Many foreigners evade Russian taxes for years before finally screwing up the courage to face the tax man here, one tax official said.

"People come in and want to file declarations for 1997 or even 1996, usually because they are having some kind of trouble with the tax service in their home country," said Igor Nikiforov, head of the Moscow Tax Inspectorate's department for foreign taxpayers.

He said the most common reason for assessing tax-related fines against foreigners were for late declarations, rather than for misstatements, intentional or otherwise.

Nonetheless, by all accounts the tax authorities are also becoming more exacting in handling expat tax declarations.

"There is an increasing burden on the expatriate taxpayer to provide ever more documentation to substantiate statements made on their tax declaration," Carty said. "Demanding the submission of additional documentation beyond the return itself is tantamount to auditing every foreigner even before they have provided any basis to suspect they have committed tax evasion."

The procedure for filing key tax deductions exclusively available to foreigners, such as the subtraction of an employer's reimbursement of housing expenses from total income, has become more complicated this year, tax consultants said.

"In the past, getting the housing deduction was easy, because the inspectorate did not ask for confirmation [of the amount declared]," said Dinar Akhmetov, a tax consultant with Harvey and Associates in Moscow. Now, he said, foreign taxpayers must show their rental contract, receipts from their landlord and an official letter from their employer stating that the amount declared was indeed paid as a housing reimbursement.

Penalties for tax evasion can be severe, although they are rarely enforced to their full extent.

According to Nikiforov, the law dictates that evaders be fined 5 percent of total tax due for each month unpaid for the first six months, and 10 percent per month thereafter. If the amount due is more than 83 minimum wages, or about $3,000, criminal charges can be filed.

"There have been criminal cases opened in the past against foreigners, but I don't think they've jailed anyone," he said, "Usually there is the option of paying the amount owed."

Nikiforov's office appears to be helplessly understaffed to deal with the thousands of foreigners in Moscow.

"We used to have around 10 people, but now we have expanded to about 20," he said.

"To be honest, the Tax Inspectorate is too busy to monitor the expat community in Russia," Akhmetov said.

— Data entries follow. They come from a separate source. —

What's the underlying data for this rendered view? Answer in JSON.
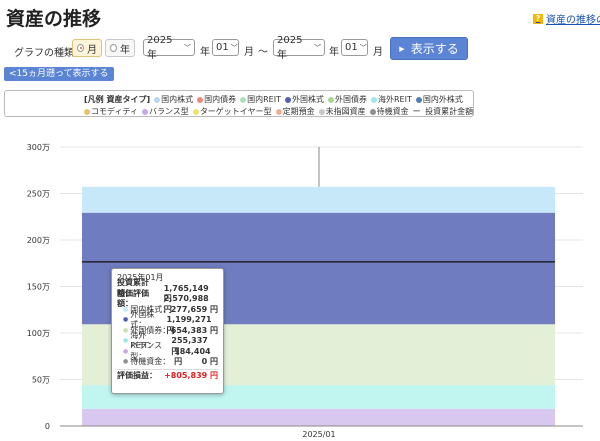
{
  "page": {
    "title": "資産の推移",
    "help_link": "資産の推移の"
  },
  "controls": {
    "graph_type_label": "グラフの種類:",
    "graph_types": [
      {
        "label": "月",
        "selected": true
      },
      {
        "label": "年",
        "selected": false
      }
    ],
    "from_year": "2025 年",
    "from_month": "01",
    "to_year": "2025 年",
    "to_month": "01",
    "year_unit": "年",
    "month_unit": "月",
    "tilde": "〜",
    "show_button": "表示する",
    "back_button": "<15ヵ月遡って表示する"
  },
  "legend": {
    "title": "[凡例 資産タイプ]",
    "items": [
      {
        "label": "国内株式",
        "color": "#b8d8f0"
      },
      {
        "label": "国内債券",
        "color": "#f08878"
      },
      {
        "label": "国内REIT",
        "color": "#b0e0b8"
      },
      {
        "label": "外国株式",
        "color": "#5060b0"
      },
      {
        "label": "外国債券",
        "color": "#a8d890"
      },
      {
        "label": "海外REIT",
        "color": "#a0e8e8"
      },
      {
        "label": "国内外株式",
        "color": "#5080b0"
      },
      {
        "label": "コモディティ",
        "color": "#e8c070"
      },
      {
        "label": "バランス型",
        "color": "#c8a8e8"
      },
      {
        "label": "ターゲットイヤー型",
        "color": "#f0e070"
      },
      {
        "label": "定期預金",
        "color": "#f0b090"
      },
      {
        "label": "未指図資産",
        "color": "#c8c8c8"
      },
      {
        "label": "待機資金",
        "color": "#909090"
      }
    ],
    "line_item": {
      "symbol": "ー",
      "label": "投資累計金額"
    }
  },
  "chart_data": {
    "type": "area",
    "x": [
      "2025/01"
    ],
    "y_ticks": [
      "0",
      "50万",
      "100万",
      "150万",
      "200万",
      "250万",
      "300万"
    ],
    "ylim": [
      0,
      3000000
    ],
    "series": [
      {
        "name": "バランス型",
        "values": [
          184404
        ],
        "color": "#d8c8f0"
      },
      {
        "name": "海外REIT",
        "values": [
          255337
        ],
        "color": "#c0f5f0"
      },
      {
        "name": "外国債券",
        "values": [
          654383
        ],
        "color": "#e4efd8"
      },
      {
        "name": "外国株式",
        "values": [
          1199271
        ],
        "color": "#6f7cbf"
      },
      {
        "name": "国内株式",
        "values": [
          277659
        ],
        "color": "#c6e8f8"
      },
      {
        "name": "待機資金",
        "values": [
          0
        ],
        "color": "#909090"
      }
    ],
    "line": {
      "name": "投資累計金額",
      "values": [
        1765149
      ],
      "color": "#111111"
    }
  },
  "tooltip": {
    "date": "2025年01月",
    "rows": [
      {
        "label": "投資累計額：",
        "value": "1,765,149 円",
        "bold": true
      },
      {
        "label": "時価評価額：",
        "value": "2,570,988 円",
        "bold": true
      },
      {
        "label": "国内株式：",
        "value": "277,659 円",
        "dot": "#c6e8f8"
      },
      {
        "label": "外国株式：",
        "value": "1,199,271 円",
        "dot": "#5060b0"
      },
      {
        "label": "外国債券：",
        "value": "654,383 円",
        "dot": "#c8e0b0"
      },
      {
        "label": "海外REIT：",
        "value": "255,337 円",
        "dot": "#a0e8e8"
      },
      {
        "label": "バランス型：",
        "value": "184,404 円",
        "dot": "#c8a8e8"
      },
      {
        "label": "待機資金：",
        "value": "0 円",
        "dot": "#909090"
      }
    ],
    "gain_label": "評価損益：",
    "gain_value": "+805,839 円"
  }
}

"Our advice to our clients is to be employed by a 100 percent offshore company, because the Tax Inspectorate will never check what they declare on their forms."